Now that my work is done, I implore the artistic spirit of the following friends and partners-in-song, to go into the divining room and continue the dialogue:

Edzordzi Agbozo with Nana Asaase 

Nana Asaase (Philip Boakye Dua Oyinka) is a poet, writer and literary coach. His twitter handle is: @AsaaseNana

Edzordzi Agbozo with Offeibea Awuku
Offeibea Awuku, a poet and writer. Her facebook link is: http://facebook.com/nana.o.awuku

Edzordzi Agbozo with Chief Moomen
Chief Moomen is a poet, writer, tv producer, radio show host. His twitter handle is @ChiefMoomen

Friday, 21 March 2014

No New Name

Do not yet name me among the vulture clan
I still breathe the aroma of home

I am the tiger skin’s proverbial spots
Journeying into tomorrow
Holding yesterday in the right palm
Staying unwashed by the blazing rains of alien climes

Whenever Dzatugbui calls
Her miracle voice licks my tongue
Refreshing my voice
My voice that is haunted each day by foreign saliva
Whenever Wosekpo calls
The truth in her smile waters the planted cord
That links me to my earth,
Mending the fragmentation in the present snow-burns
Whenever Abena calls
The melodies in her eyes
Light the candle in my loins
Massaging every framework
To the point of a final libation to the god of innocence
Pleading to break the vow
Whenever Kafui, Dzigbordi and Selorm call
I go into memory-bank
Of childhood and the dreams of the present
Of our naivety about false ritualistic ecstasies

I must be home soon
But now, my land,
Do not name me among the vulture clan


Monday, 24 February 2014

Coffin at State House

There is a riddle in our soul
A proverbial totem of survival

Crocodile children went to the play-field
And fire maimed their homes
So they returned
To meet headless walls

Our cedi kneels
Before the shrine of global gods
Her value dashed to garbage can
Her flesh, de-fattened
Her destiny dangling
Like locomotive squirrel’s testicles

Our economic witches
Lost their eyes
And now
A new coffin lies at state house

We have known survival
But these headless walls
Threaten us into ghost-hood

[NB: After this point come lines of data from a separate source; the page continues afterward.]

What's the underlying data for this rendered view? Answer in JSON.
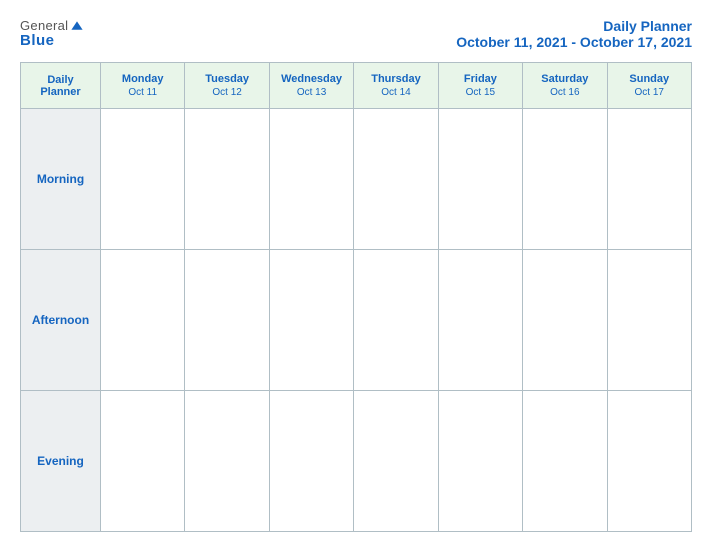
{
  "header": {
    "logo_general": "General",
    "logo_blue": "Blue",
    "title": "Daily Planner",
    "date_range": "October 11, 2021 - October 17, 2021"
  },
  "table": {
    "header_label": "Daily\nPlanner",
    "days": [
      {
        "name": "Monday",
        "date": "Oct 11"
      },
      {
        "name": "Tuesday",
        "date": "Oct 12"
      },
      {
        "name": "Wednesday",
        "date": "Oct 13"
      },
      {
        "name": "Thursday",
        "date": "Oct 14"
      },
      {
        "name": "Friday",
        "date": "Oct 15"
      },
      {
        "name": "Saturday",
        "date": "Oct 16"
      },
      {
        "name": "Sunday",
        "date": "Oct 17"
      }
    ],
    "rows": [
      {
        "label": "Morning"
      },
      {
        "label": "Afternoon"
      },
      {
        "label": "Evening"
      }
    ]
  }
}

Wednesday, 19 February 2014

A Dearth

Now I stand
Looking through the glass window
Holding a cup of cold water

Then the voice came:
You are on a foreign land.

What is in a self-exile
That maims the deeper self?
There is something in this journey
That takes the spirit from us,

Then the cup dropped

Splitting ALL its contents and ITSELF

Tuesday, 28 January 2014

Clan-root’s Demise

who sealed the mouth of  crocodile’s children,
Whatever prompted Kutsiami to boat you mid-duty
Blurred the diviners’ visions
And tamed the leopard-clan

Root of the clan,
They say
Crocodile children clamped you
On a gun’s noose
Watching watching
If you will shiver
As a Tuesday man of the leopard family
Your smile set fire to their dreams
So they pulled the trigger
Placed you on the dining table
For Salagatsi to feast upon

Death eats juicy hearts from our clan-house
But yours
Must appease Salagatsi’s eternal hunger
He has gone too far
Death swept too fast
Even seers were deaf to his lingo

Let death know that
It just touched a bee-gourd
With a left finger

The fire still burns

Your fire still burns